Arizona darkwavers Lycia have long cultivated an atmosphere of overwhelming dirge throughout their two-decade career, culminating in classics such as Cold and Estrella. The reverb-drenched melancholia assembled by Mike VanPortfleet and Tara Vanflower recalls classic ethereal and ambient touches while crushing them simultaneously with rough guitar patches. Their latest offering, Quiet Moments, continues this trend, but offers it up on a softer platform—calm in the eye of the storm.
The cover art of Quiet Moments is an apt representation of the image it conjures through its hour-long runtime: vast, gloomy soundscapes that echo through open winter wonderlands of naked trees and the whiteout of the sky. VanPortfleet’s whispers and murmurs never fail to be hauntingly frigid, marrying into the droning guitar riffs that slowly burn in midnight blizzards, such as on “Greenland” and the piano-heavy tragedy that is “The Visitor.” “The Wind Sings” and “Dead Leaves Fall” see Lycia exploring electronic territory, fuzzed and ravaged by icy production textures that harden both compositions to calloused slabs of stone.

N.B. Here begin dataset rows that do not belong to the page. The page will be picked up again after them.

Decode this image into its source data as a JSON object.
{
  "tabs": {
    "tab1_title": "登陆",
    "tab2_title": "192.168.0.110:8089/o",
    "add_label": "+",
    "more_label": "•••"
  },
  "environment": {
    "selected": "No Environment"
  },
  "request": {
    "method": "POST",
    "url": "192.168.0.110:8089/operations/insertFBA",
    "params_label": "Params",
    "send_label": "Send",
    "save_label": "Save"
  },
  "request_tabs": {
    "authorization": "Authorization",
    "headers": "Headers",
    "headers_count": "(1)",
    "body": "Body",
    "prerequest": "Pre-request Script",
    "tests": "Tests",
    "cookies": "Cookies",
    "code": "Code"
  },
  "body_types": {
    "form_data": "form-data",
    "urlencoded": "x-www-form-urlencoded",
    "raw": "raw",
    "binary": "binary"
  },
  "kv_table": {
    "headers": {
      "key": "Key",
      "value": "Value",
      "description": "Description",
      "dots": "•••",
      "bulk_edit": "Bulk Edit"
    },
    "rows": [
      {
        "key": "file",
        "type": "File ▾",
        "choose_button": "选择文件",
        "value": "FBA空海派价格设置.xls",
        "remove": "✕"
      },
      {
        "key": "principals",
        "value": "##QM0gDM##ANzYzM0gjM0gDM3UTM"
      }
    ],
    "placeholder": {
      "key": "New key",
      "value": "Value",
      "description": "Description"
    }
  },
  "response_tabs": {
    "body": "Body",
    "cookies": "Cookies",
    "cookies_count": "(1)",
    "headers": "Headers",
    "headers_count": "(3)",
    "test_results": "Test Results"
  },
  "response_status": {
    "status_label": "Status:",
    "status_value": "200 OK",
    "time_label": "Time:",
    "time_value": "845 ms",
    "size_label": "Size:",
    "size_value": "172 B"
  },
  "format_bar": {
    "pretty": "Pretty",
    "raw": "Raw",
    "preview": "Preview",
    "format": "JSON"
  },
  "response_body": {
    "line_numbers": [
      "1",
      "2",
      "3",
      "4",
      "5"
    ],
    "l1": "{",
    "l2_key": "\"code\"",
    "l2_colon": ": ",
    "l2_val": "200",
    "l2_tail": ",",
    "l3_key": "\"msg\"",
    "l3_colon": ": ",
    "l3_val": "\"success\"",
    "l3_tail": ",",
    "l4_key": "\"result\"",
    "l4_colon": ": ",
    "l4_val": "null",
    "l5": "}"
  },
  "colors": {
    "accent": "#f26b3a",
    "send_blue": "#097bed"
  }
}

Traces of classic Lycia can be found on the heavily fabled Projekt band’s new album, but Quiet Moments is kept to a gentle, far-away tension that whirs, hums, and cries in an enveloping wind. Recalls of Cocteau Twins and The Chameleons are still deep down in the recesses of the suffocating moroseness, but Lycia’s finesse as an act that is often imitated, never duplicated, is kept to a high standard with Quiet Moments.